WHAT YOU HAVE TO DO ->
Could you retype the entries exactly as they are?

RECORDS PROVIDED ->
+ + + + +
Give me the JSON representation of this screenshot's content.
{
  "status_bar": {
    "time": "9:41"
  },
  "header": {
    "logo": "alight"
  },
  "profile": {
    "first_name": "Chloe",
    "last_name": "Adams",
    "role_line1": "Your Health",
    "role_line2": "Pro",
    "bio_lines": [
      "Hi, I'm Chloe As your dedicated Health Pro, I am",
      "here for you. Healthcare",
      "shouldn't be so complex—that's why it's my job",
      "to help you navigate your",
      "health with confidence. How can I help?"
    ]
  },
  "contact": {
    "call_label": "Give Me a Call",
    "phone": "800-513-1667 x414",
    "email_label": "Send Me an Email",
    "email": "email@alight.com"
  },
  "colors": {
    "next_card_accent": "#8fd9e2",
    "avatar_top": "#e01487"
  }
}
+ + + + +
TASK RESPONSE ->
Give me the JSON representation of this screenshot's content.
{
  "status_bar": {
    "time": "9:41"
  },
  "header": {
    "logo": "alight"
  },
  "profile": {
    "first_name": "Chloe",
    "last_name": "Adams",
    "role_line1": "Your Health",
    "role_line2": "Pro",
    "bio_lines": [
      "Hi, I'm Chloe As your dedicated Health Pro, I am",
      "here for you. Healthcare",
      "shouldn't be so complex—that's why it's my job",
      "to help you navigate your",
      "health with confidence. How can I help?"
    ]
  },
  "contact": {
    "call_label": "Give Me a Call",
    "phone": "800-513-1667 x414",
    "email_label": "Send Me an Email",
    "email": "email@alight.com"
  },
  "colors": {
    "next_card_accent": "#8fd9e2",
    "avatar_top": "#e01487"
  }
}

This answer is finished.